Triceps dips are one of the best ways to tone and tighten the back of the upper arms, while indirectly working stabilizing muscles including the shoulders, back and chest.
• Starting position: Seated on a stable, elevated surface such as a bench or chair, place hands shoulder width apart and keep the arms straight. Carefully bring the rear end off the edge, heels resting on the floor and legs straight.
• Lowering phase: Bend the elbows and slowly begin to lower the body toward the floor until a gentle chest stretch is felt. Depending on flexibility and surface height, the rear end may or may not touch the floor. Without resting, slowly straighten the arms until you are back to starting position.
Beginners should start with one to two sets of eight to 12 repetitions, or simply complete as many repetitions as you are able to with current strength. As the muscles become stronger, add sets or reps.
Ideally, the height of the surface you are pushing against should allow for complete range of motion, without overstretching.
Triceps dips can be performed by bending the knees instead of keeping legs straight. Doing so brings the feet closer to your body, making the exercise easier to do. If bending the knees, try not to use the leg muscles to push yourself back up.

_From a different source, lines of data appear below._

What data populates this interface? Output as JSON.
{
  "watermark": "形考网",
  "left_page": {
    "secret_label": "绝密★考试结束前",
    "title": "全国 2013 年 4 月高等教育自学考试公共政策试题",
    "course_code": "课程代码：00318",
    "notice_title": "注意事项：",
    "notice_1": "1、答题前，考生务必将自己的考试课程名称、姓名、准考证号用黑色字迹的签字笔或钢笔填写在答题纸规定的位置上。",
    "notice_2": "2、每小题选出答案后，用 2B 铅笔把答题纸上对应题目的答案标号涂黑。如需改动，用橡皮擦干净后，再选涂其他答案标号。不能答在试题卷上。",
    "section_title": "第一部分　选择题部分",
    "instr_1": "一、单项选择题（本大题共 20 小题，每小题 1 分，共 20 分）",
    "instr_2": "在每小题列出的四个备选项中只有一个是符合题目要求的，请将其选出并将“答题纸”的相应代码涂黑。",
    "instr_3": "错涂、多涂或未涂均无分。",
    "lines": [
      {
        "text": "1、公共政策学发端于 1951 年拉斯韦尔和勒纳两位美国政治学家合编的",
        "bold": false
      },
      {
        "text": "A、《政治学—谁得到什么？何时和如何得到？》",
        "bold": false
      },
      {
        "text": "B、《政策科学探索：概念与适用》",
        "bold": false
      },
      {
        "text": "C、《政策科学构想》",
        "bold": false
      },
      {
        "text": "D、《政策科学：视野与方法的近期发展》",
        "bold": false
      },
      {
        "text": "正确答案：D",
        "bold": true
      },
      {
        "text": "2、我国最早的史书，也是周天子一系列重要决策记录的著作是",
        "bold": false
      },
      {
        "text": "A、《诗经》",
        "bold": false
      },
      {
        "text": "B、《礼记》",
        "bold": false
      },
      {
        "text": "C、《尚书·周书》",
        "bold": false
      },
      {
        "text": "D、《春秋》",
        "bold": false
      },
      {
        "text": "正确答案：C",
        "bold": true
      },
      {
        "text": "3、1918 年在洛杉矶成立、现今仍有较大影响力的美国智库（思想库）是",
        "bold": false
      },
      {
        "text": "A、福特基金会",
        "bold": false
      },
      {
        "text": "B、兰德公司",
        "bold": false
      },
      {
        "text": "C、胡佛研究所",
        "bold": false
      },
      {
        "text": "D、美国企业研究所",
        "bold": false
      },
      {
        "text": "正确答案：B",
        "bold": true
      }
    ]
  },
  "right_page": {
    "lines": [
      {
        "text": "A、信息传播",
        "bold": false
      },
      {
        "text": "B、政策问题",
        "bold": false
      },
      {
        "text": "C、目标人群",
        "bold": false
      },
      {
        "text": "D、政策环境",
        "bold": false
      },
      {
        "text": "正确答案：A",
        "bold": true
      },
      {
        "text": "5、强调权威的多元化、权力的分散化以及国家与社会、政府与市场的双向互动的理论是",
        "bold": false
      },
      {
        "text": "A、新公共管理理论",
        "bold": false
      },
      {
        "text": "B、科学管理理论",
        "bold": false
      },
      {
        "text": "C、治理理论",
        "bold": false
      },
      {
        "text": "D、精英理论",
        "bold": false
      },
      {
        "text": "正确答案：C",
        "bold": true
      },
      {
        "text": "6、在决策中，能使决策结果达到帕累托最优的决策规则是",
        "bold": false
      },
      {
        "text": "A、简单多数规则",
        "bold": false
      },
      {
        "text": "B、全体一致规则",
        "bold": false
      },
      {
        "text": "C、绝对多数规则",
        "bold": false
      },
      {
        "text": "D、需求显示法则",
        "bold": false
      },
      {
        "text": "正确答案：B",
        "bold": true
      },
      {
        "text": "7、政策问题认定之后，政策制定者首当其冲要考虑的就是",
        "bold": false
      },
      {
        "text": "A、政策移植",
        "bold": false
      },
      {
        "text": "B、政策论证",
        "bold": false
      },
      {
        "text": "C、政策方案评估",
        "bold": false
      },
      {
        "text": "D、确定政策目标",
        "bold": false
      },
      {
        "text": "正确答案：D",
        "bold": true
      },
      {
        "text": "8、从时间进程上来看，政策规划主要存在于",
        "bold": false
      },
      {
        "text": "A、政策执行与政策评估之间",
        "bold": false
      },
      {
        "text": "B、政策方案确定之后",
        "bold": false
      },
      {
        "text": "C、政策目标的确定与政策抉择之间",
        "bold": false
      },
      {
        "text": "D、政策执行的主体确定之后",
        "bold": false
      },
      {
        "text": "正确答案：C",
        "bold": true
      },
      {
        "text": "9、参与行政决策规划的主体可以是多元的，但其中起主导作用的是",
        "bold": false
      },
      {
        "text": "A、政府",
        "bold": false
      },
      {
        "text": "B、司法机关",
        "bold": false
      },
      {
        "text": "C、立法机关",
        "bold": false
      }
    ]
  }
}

To make the exercise more challenging, elevate the feet using another chair or bench. Doing so will increase resistance significantly.
Not all exercises are right for everyone. Those with rotator cuff, elbow, wrist or shoulder problems should check with their doctor before attempting this exercise.
Keep shoulders down, and do not bend the elbows lower than 90 degrees.
Avoid fully locking out the elbows.
Marjie Gilliam is a personal trainer and fitness consultant who freelances for Dayton Daily News.